Banks (don’t) like Small Business Lending Fund

smb-loan.jpgI previously wrote about the Small Business Lending Fund in this blog, but the fund drew as much interest as raw broccoli at a children’s birthday party.

Congress created the $30 billion fund to provide capital to banks and increase lending to small business, but as of Monday, a little more than 600 banks applied for only $8.6 billion, according to Treasury spokeswoman Colleen Murray.

Those numbers disguise the fact that about 2,000 banks are S corporations or mutual companies and haven’t had a chance to apply yet because the Treasury hasn’t given them a term sheet.

So as the Wall Street Journal reported last week, the fact that only 7 percent of all banks actually applied by the end of March deadline is not as pathetic as it looks.

The U.S. Treasury has extended the deadline for banks to apply from the end of March to May 16 and will issue term sheets within weeks for S corporations and mutuals, Murray said.

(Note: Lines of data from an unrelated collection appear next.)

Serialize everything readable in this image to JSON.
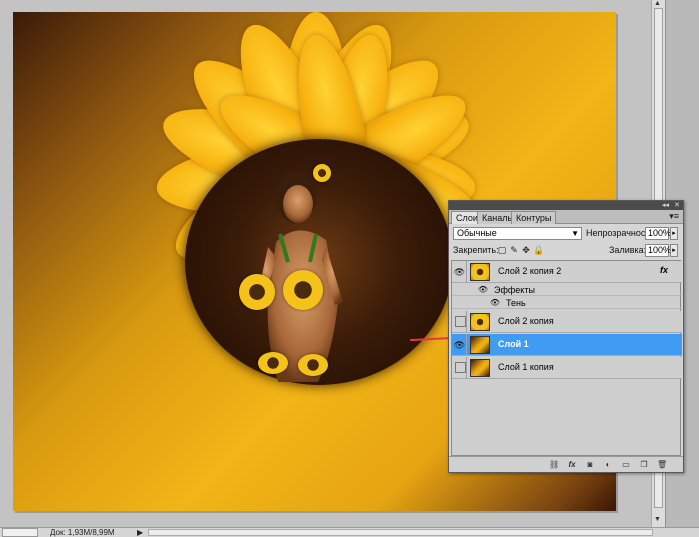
{
  "layers_panel": {
    "tabs": [
      {
        "label": "Слои"
      },
      {
        "label": "Каналы"
      },
      {
        "label": "Контуры"
      }
    ],
    "blend_mode": "Обычные",
    "opacity_label": "Непрозрачность:",
    "opacity_value": "100%",
    "lock_label": "Закрепить:",
    "fill_label": "Заливка:",
    "fill_value": "100%",
    "layers": [
      {
        "name": "Слой 2 копия 2",
        "fx": "fx",
        "effects_label": "Эффекты",
        "effect": "Тень"
      },
      {
        "name": "Слой 2 копия"
      },
      {
        "name": "Слой 1"
      },
      {
        "name": "Слой 1 копия"
      }
    ]
  },
  "statusbar": {
    "doc_info": "Док: 1,93M/8,99M"
  },
  "icons": [
    "eye-icon",
    "fx-icon",
    "link-icon",
    "mask-icon",
    "adjustment-icon",
    "folder-icon",
    "new-layer-icon",
    "trash-icon",
    "panel-menu-icon"
  ],
  "colors": {
    "selection": "#3f9cf2",
    "panel_bg": "#d6d6d6",
    "arrow": "#e23a3a"
  }
}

She said the Treasury expects applications for the program to start flowing in, and there’s a real need for capital on the part of small business.

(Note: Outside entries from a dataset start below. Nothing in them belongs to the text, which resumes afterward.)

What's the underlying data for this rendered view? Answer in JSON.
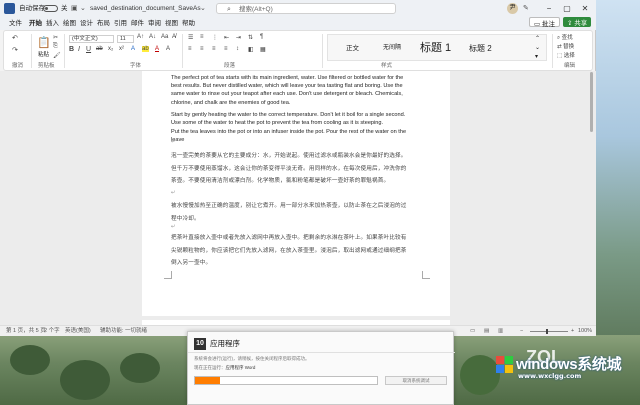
{
  "titlebar": {
    "autosave_label": "自动保存",
    "toggle_state": "关",
    "doc_name": "saved_destination_document_SaveAs",
    "search_placeholder": "搜索(Alt+Q)",
    "avatar_initial": "尹"
  },
  "menu": {
    "tabs": [
      "文件",
      "开始",
      "插入",
      "绘图",
      "设计",
      "布局",
      "引用",
      "邮件",
      "审阅",
      "视图",
      "帮助"
    ],
    "active_tab": "开始",
    "comments_label": "批注",
    "share_label": "共享"
  },
  "ribbon": {
    "groups": [
      "撤消",
      "剪贴板",
      "字体",
      "段落",
      "样式",
      "编辑"
    ],
    "paste_label": "粘贴",
    "font_name": "(中文正文)",
    "font_size": "11",
    "styles": [
      "正文",
      "无间隔",
      "标题 1",
      "标题 2"
    ],
    "edit_items": [
      "查找",
      "替换",
      "选择"
    ]
  },
  "document": {
    "english_paragraphs": [
      "The perfect pot of tea starts with its main ingredient, water. Use filtered or bottled water for the best results. But never distilled water, which will leave your tea tasting flat and boring. Use the same water to rinse out your teapot after each use. Don't use detergent or bleach. Chemicals, chlorine, and chalk are the enemies of good tea.",
      "Start by gently heating the water to the correct temperature. Don't let it boil for a single second. Use some of the water to heat the pot to prevent the tea from cooling as it is steeping.",
      "Put the tea leaves into the pot or into an infuser inside the pot. Pour the rest of the water on the leave"
    ],
    "chinese_paragraphs": [
      "泡一壶完美的茶要从它的主要成分：水，开始说起。使用过滤水或瓶装水会是你最好的选择。但千万不要使用蒸馏水，这会让你的茶变得平淡无奇。用同样的水，在每次使用后，冲洗你的茶壶。不要使用清洁剂或漂白剂。化学物质，氯和粉笔都是破坏一壶好茶的罪魁祸首。",
      "被水慢慢加热至正确的温度，别让它煮开。用一部分水来加热茶壶，以防止茶在之后浸泡的过程中冷却。",
      "把茶叶直接放入壶中或者先放入滤网中再放入壶中。把剩余的水淋在茶叶上。如果茶叶比较有尖锐颗粒物的，你应该把它们先放入滤网，在放入茶壶里。浸泡后，取出滤网或通过细纲把茶倒入另一壶中。"
    ],
    "para_mark": "↵"
  },
  "statusbar": {
    "page": "第 1 页，共 5 页",
    "words": "2 个字",
    "language": "英语(美国)",
    "accessibility": "辅助功能: 一切就绪",
    "zoom": "100%"
  },
  "dialog": {
    "logo": "10",
    "title": "应用程序",
    "message": "系统将会进行(运行)，请稍候，按住关闭程序后取得成功。",
    "status_prefix": "现在正在运行：",
    "status_value": "应用程序 Word",
    "progress": 0.14,
    "cancel_label": "取消系统调试"
  },
  "watermark": {
    "brand": "windows系统城",
    "url": "www.wxclgg.com",
    "corner": "ZOL"
  },
  "colors": {
    "accent": "#2b579a",
    "share_button": "#2e8b3d",
    "progress_fill": "#ff7d00"
  }
}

Still, there’s a lot of hesitancy among banks. Those that have Troubled Asset Program Relief capital can refinance into the Small Business Lending Fund and potentially save money on dividends to the government, as long as they increase lending.

But for banks that didn’t have TARP money, there is less of an incentive to apply.

Banks that have CAMELS 4 or 5 ratings aren’t eligible, either.

Plus, “many banks concluded there wasn’t sufficient enough growth opportunities to warrant taking on that type of capital,’’ said Richard Maroney, co-head of investment banking for Austin Associates. Although the dividends banks must pay on the capital start low, they can rise as high as 9 percent for banks that don’t increase small business lending after four and a half years (although banks can repay the capital and avoid the higher dividend).

Plus, bankers are wary the federal government could change the rules on them. There is, indeed, a good amount of political pressure surrounding the program.

Congresswoman Sen. Olympia Snowe, R-Maine, for example, introduced a bill last month saying the program lacked “transparency and accountability.” The bill would make it impossible for the fund to give money to banks that had TARP money.

“I think there is still a taint from TARP,’’ Maroney said. “I had a number of clients who said they were hesitant to deal with the government.”